In early January, #MeToo activist Huang Xueqin was released from detention in Guangzhou after her 2019 arrest for “picking quarrels and provoking trouble.” Her release was a rare bright spot as much of the rest of the year was dominated by reports of shocking gender violence. The systematic rape of a young teenager over a four year period by a powerful executive and the grisly murder of Tibetan live-streamer Lhamo at the hands of her husband were two infamous incidents. Pop star Tan Weiwei wrote an album about the year of violence. CDT translated her single, “Xiao Juan (Pseudonym)” that memorialized the nameless victims of gender-based violence, while drawing attention to the use of the woman radical (女) in many derogatory terms. Activist Xianzi stood up to sexual harassment by taking her harasser to court. Her case, widely documented on both Chinese social media and in the foreign press, became representative of China’s #MeToo movement as a whole. Her case is currently still in court.
The CECC’s report documented the resilience of China’s grassroots feminist movement:
A grassroots feminist movement has persisted in Chinese political and cultural life in recent years despite government restrictions and censorship. Feminist activists continued working on issues including employment discrimination, gender-based violence, and the rights of single women to access services and benefits related to pregnancy and birth—as well as to acquire legal documentation for their children—for which current policies require proof of marriage. Young Chinese people outside China have also played an increasingly important role in feminist activism in China as the government intensifies restrictions within China’s borders. The inclusion of anti-sexual harassment provisions in the Civil Code in May 2020 was a sign that women’s rights advocacy is having an impact even as it has been severely suppressed. During the COVID–19 outbreak, grassroots volunteers and civil society organizations brought attention to gaps in support for women during the epidemic and marshaled donations, services, and volunteers to address needs overlooked in the official response. [Source]
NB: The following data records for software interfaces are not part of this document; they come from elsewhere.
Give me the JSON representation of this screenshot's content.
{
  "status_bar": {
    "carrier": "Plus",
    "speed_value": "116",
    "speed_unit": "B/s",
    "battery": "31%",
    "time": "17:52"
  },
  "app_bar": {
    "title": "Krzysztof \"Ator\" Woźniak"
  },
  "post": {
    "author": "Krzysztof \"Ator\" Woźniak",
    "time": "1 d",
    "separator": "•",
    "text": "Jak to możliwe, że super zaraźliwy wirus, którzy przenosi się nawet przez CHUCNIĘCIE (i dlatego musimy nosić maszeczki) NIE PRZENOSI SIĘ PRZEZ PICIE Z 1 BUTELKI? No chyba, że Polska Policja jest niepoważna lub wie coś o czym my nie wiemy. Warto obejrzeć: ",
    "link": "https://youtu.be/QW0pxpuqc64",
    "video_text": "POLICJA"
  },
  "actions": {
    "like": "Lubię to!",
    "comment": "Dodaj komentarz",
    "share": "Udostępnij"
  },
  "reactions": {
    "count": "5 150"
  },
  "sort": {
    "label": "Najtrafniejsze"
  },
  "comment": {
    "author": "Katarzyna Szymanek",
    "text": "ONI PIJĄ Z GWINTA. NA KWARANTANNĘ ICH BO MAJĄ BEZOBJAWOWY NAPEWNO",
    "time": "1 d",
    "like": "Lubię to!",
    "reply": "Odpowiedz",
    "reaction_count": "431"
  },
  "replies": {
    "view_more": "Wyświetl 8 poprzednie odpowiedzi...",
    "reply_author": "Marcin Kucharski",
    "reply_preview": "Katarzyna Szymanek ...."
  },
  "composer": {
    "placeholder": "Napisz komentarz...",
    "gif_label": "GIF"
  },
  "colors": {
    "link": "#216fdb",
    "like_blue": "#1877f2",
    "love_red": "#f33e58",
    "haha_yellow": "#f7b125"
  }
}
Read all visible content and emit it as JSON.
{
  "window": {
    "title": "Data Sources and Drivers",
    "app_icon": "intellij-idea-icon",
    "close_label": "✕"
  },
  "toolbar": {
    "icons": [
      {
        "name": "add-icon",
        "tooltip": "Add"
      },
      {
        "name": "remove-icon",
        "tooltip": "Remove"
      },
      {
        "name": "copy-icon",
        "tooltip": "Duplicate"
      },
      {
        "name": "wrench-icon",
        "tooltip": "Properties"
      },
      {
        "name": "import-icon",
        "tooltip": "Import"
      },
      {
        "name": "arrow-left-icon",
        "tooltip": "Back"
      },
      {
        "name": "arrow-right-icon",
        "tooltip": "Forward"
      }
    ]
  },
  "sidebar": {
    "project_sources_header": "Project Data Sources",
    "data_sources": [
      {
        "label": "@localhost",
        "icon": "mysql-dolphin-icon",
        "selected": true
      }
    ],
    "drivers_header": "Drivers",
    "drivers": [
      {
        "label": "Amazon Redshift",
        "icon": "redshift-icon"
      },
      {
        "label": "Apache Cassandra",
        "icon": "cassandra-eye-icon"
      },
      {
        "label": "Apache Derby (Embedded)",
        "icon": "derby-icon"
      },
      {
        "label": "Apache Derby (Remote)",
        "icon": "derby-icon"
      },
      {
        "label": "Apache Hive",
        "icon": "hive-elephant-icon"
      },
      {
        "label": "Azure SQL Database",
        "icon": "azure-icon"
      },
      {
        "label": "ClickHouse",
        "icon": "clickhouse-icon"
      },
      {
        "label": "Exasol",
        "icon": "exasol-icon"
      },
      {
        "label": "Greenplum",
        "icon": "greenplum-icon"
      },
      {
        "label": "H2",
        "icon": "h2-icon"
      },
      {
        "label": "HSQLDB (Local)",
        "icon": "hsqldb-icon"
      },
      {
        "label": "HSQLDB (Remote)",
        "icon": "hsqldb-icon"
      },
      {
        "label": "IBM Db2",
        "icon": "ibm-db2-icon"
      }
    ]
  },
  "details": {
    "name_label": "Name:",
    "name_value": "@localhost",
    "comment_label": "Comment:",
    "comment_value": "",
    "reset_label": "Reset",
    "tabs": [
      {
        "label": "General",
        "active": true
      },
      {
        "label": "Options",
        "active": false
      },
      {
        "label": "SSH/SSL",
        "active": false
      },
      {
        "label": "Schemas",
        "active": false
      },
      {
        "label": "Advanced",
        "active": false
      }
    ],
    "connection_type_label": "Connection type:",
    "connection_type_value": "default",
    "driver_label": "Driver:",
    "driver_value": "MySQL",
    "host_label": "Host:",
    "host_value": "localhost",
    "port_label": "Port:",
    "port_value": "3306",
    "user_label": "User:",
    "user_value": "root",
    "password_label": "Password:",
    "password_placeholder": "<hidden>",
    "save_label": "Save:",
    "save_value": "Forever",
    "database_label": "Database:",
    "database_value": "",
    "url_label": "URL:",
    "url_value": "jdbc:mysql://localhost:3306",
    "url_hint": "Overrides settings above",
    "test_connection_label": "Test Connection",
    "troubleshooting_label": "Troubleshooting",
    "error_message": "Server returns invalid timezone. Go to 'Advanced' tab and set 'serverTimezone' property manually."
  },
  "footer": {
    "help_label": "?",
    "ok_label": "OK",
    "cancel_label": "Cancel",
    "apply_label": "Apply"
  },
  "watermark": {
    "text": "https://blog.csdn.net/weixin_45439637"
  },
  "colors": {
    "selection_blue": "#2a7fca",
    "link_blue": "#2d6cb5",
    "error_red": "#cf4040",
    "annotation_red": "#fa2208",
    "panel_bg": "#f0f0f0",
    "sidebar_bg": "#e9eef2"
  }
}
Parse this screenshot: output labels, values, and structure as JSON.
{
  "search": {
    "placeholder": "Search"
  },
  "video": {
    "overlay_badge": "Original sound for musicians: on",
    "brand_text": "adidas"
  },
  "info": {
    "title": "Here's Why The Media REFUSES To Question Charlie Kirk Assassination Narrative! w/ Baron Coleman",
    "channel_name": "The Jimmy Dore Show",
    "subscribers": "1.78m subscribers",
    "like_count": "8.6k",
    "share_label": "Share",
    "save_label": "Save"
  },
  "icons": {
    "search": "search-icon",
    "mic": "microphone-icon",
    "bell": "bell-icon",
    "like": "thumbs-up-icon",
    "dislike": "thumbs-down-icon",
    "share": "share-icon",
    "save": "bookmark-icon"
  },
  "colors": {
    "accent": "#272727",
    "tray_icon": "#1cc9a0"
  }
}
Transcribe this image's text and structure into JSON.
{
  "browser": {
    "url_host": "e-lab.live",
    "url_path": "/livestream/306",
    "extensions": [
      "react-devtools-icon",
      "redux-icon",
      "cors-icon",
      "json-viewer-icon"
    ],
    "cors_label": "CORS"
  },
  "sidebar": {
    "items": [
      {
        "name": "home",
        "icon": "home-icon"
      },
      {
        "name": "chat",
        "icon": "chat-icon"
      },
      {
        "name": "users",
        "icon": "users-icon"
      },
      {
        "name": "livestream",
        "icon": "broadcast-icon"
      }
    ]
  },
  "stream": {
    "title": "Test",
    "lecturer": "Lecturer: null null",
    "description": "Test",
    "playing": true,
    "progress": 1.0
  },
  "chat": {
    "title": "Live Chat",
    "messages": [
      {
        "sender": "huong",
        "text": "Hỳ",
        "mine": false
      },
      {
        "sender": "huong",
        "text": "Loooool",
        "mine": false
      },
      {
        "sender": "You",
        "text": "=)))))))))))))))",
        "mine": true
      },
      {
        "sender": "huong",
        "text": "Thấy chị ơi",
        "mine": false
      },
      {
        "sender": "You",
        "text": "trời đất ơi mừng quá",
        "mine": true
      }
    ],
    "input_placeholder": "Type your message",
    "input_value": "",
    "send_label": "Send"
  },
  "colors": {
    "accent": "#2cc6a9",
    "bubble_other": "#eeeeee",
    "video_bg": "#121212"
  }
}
A stipulation in the new civil code mandates a “cooling off” period in divorce proceedings, which many fear disproportionately endangers women, especially those in abusive relationships. HRW’s report addressed related issues:
According to women’s rights activists, domestic violence cases surged in cities and towns under coronavirus lockdowns.
In June, the National People’s Congress, China’s rubberstamp parliament, introduced a civil code that, for the first time, defines sexual harassment and states that perpetrators can be held liable, though it is vague on what recourse is avail- able to victims. The law also makes it harder to divorce by establishing a mandatory “cooling-off period” of 30 days for couples who apply for divorce- through-agreement. This provision will disproportionately harm women, as three-quarters of divorces are initiated by women, including potentially endangering women experiencing domestic violence. [Source]